Brothers Abimbola, left, and Olabinjo Osundairo, centre (Brian Cassella/Chicago Tribune via AP)

AP/PA Images

Brothers Abimbola, left, and Olabinjo Osundairo, centre (Brian Cassella/Chicago Tribune via AP)

The two, she wrote in a separate letter to Mr Webb, “stand ready to testify at trial”.

The U-turn by the brothers came just hours after various media outlets reported that they were, according to their lawyer, finished co-operating because of the missing gun and their feeling that the police department’s lawyers were treating them like suspects.

One legal expert called that threat hollow from the outset because the brothers had already given evidence before a grand jury, meaning that if they stood firm prosecutors could simply read it out in court.

“What they said is already under oath on paper,” said David Erickson, a former state appellate judge who teaches at Chicago Kent College of Law.

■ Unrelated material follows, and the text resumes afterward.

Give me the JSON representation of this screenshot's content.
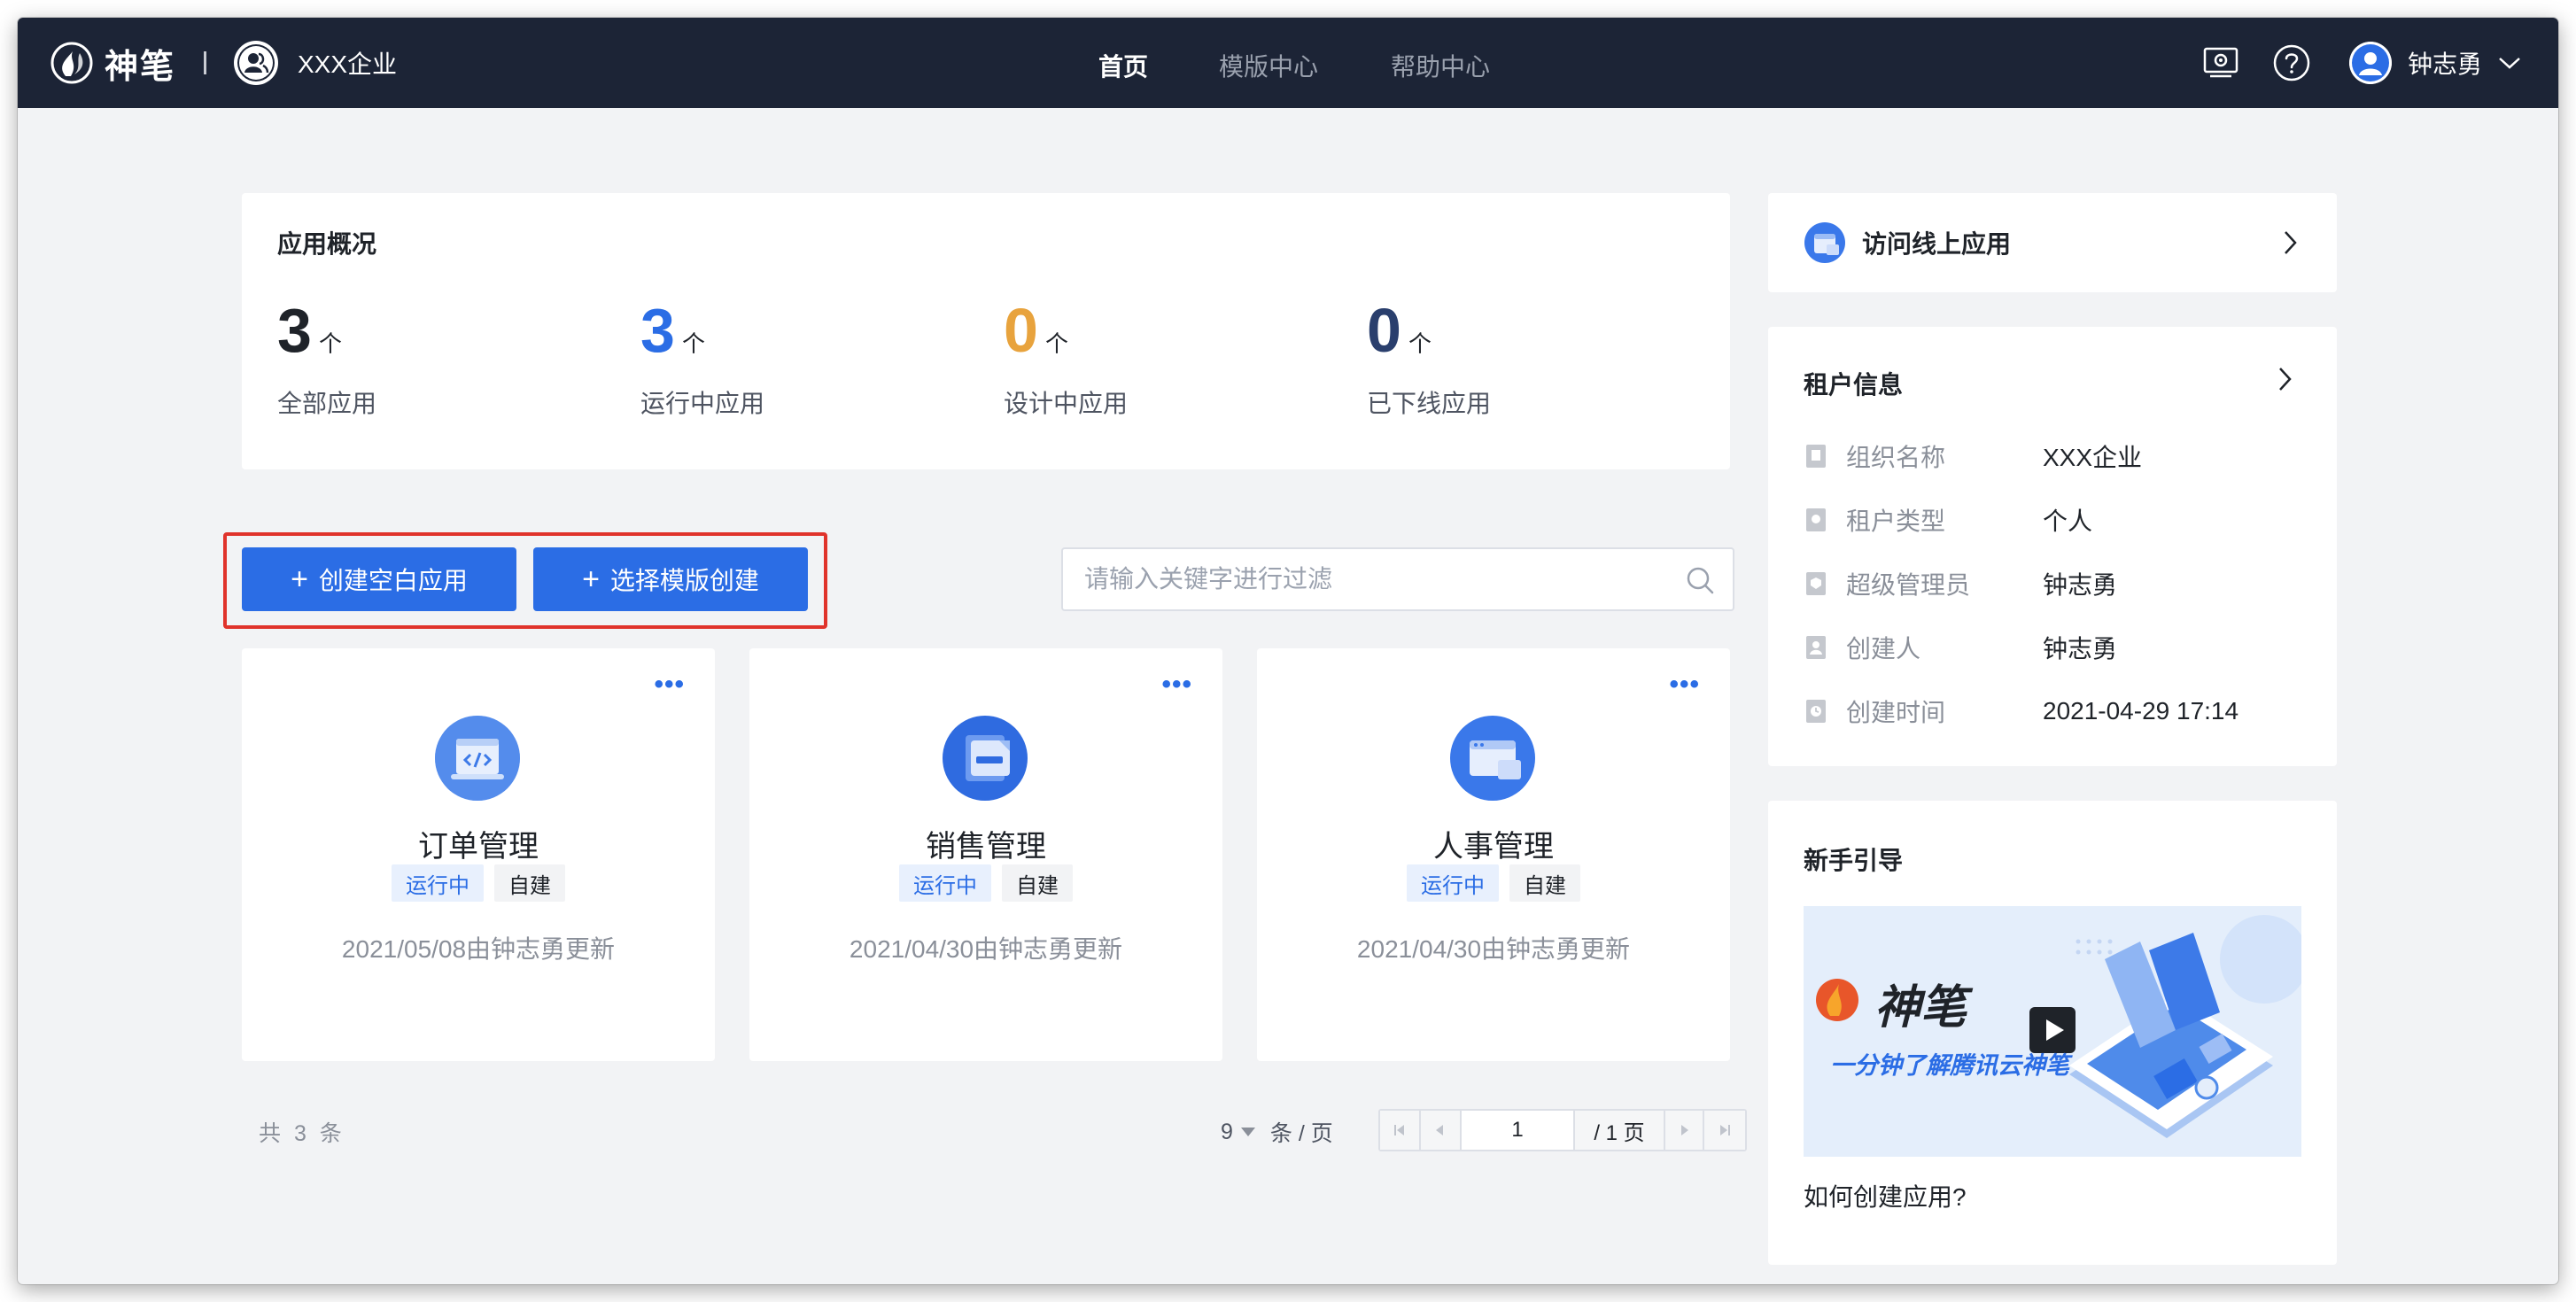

Mr Erickson said if the brothers went into court and refused to give evidence during trial, there was nothing stopping the judge from holding them in contempt and nothing stopping prosecutors for charging them for their admitted role in what authorities say was a staged attack.

The threat to not co-operate was the latest development in a strange story that has taken a host of unexpected turns since January 2019, when Smollett, a black and openly gay actor who worked on the TV show Empire, reported to police that two masked men had approached him in Chicago, made racist and homophobic insults, beat him and looped a noose around his neck before fleeing.

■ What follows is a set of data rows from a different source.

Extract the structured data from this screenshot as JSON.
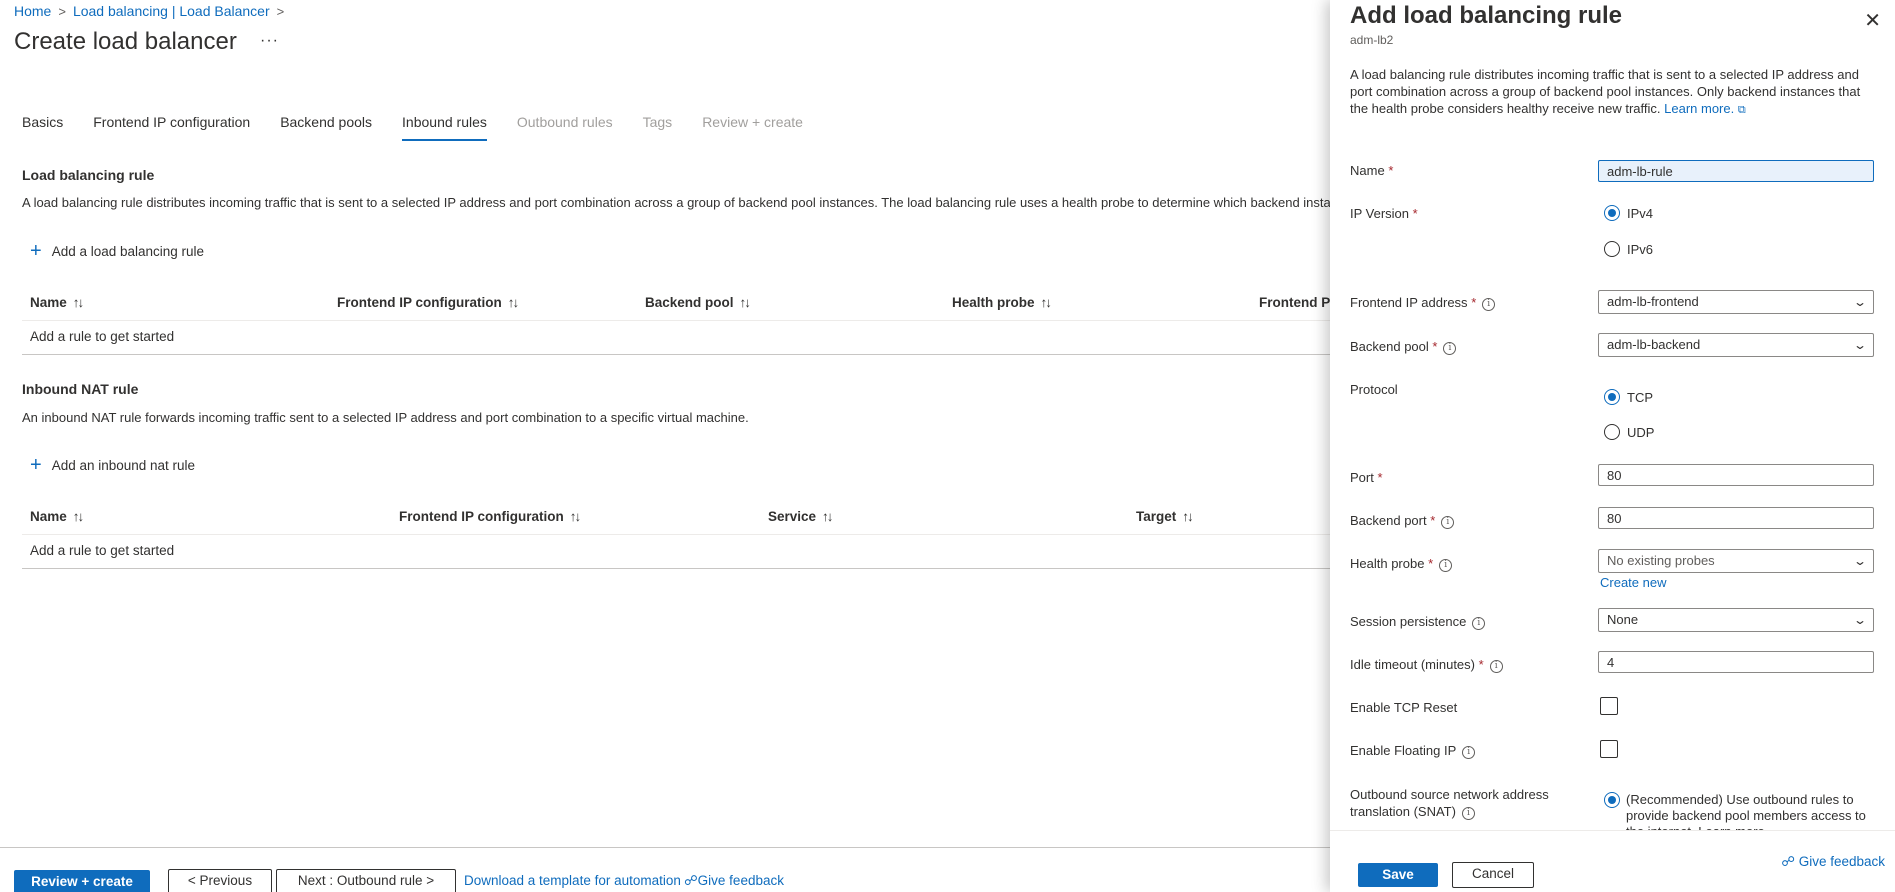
{
  "breadcrumb": {
    "items": [
      "Home",
      "Load balancing | Load Balancer"
    ]
  },
  "page": {
    "title": "Create load balancer",
    "more": "···"
  },
  "tabs": [
    {
      "label": "Basics",
      "state": "normal"
    },
    {
      "label": "Frontend IP configuration",
      "state": "normal"
    },
    {
      "label": "Backend pools",
      "state": "normal"
    },
    {
      "label": "Inbound rules",
      "state": "active"
    },
    {
      "label": "Outbound rules",
      "state": "disabled"
    },
    {
      "label": "Tags",
      "state": "disabled"
    },
    {
      "label": "Review + create",
      "state": "disabled"
    }
  ],
  "lb_section": {
    "title": "Load balancing rule",
    "description": "A load balancing rule distributes incoming traffic that is sent to a selected IP address and port combination across a group of backend pool instances. The load balancing rule uses a health probe to determine which backend insta",
    "add_label": "Add a load balancing rule",
    "columns": [
      "Name",
      "Frontend IP configuration",
      "Backend pool",
      "Health probe",
      "Frontend Po"
    ],
    "empty": "Add a rule to get started"
  },
  "nat_section": {
    "title": "Inbound NAT rule",
    "description": "An inbound NAT rule forwards incoming traffic sent to a selected IP address and port combination to a specific virtual machine.",
    "add_label": "Add an inbound nat rule",
    "columns": [
      "Name",
      "Frontend IP configuration",
      "Service",
      "Target"
    ],
    "empty": "Add a rule to get started"
  },
  "icons": {
    "sort": "↑↓",
    "plus": "+",
    "close": "✕",
    "chevron": "⌄",
    "info": "i",
    "external": "⧉",
    "feedback": "☍"
  },
  "bottom": {
    "review_create": "Review + create",
    "previous": "< Previous",
    "next": "Next : Outbound rule >",
    "download": "Download a template for automation",
    "feedback": "Give feedback"
  },
  "panel": {
    "title": "Add load balancing rule",
    "subtitle": "adm-lb2",
    "description": "A load balancing rule distributes incoming traffic that is sent to a selected IP address and port combination across a group of backend pool instances. Only backend instances that the health probe considers healthy receive new traffic.",
    "learn_more": "Learn more.",
    "fields": {
      "name": {
        "label": "Name",
        "value": "adm-lb-rule"
      },
      "ip_version": {
        "label": "IP Version",
        "options": [
          "IPv4",
          "IPv6"
        ],
        "selected": "IPv4"
      },
      "frontend_ip": {
        "label": "Frontend IP address",
        "value": "adm-lb-frontend"
      },
      "backend_pool": {
        "label": "Backend pool",
        "value": "adm-lb-backend"
      },
      "protocol": {
        "label": "Protocol",
        "options": [
          "TCP",
          "UDP"
        ],
        "selected": "TCP"
      },
      "port": {
        "label": "Port",
        "value": "80"
      },
      "backend_port": {
        "label": "Backend port",
        "value": "80"
      },
      "health_probe": {
        "label": "Health probe",
        "value": "No existing probes",
        "create_new": "Create new"
      },
      "session_persistence": {
        "label": "Session persistence",
        "value": "None"
      },
      "idle_timeout": {
        "label": "Idle timeout (minutes)",
        "value": "4"
      },
      "tcp_reset": {
        "label": "Enable TCP Reset"
      },
      "floating_ip": {
        "label": "Enable Floating IP"
      },
      "snat": {
        "label_line1": "Outbound source network address",
        "label_line2": "translation (SNAT)",
        "recommended": "(Recommended) Use outbound rules to provide backend pool members access to the internet. Learn more"
      }
    },
    "save": "Save",
    "cancel": "Cancel",
    "feedback": "Give feedback"
  },
  "colors": {
    "accent": "#0f6cbd",
    "required": "#a4262c",
    "text": "#323130",
    "disabled": "#a19f9d"
  }
}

The story included Smollett’s contention that his attackers told him he was in “MAGA Country”, a reference to US President Donald Trump’s campaign slogan, “Make America Great Again”.

There was national attention on the case, both when the incident occurred and later when police alleged Smollett staged the attack with the help of the brothers to drum up publicity for his career.

Smollett, who allegedly paid the brothers to help him stage the attack, was charged with lying to police before the Cook County State’s Attorney’s Office announced it was dropping the charges.

A judge subsequently ordered a special prosecutor to investigate, and the special prosecutor later secured another indictment against Smollett. Smollett has maintained his innocence.

PA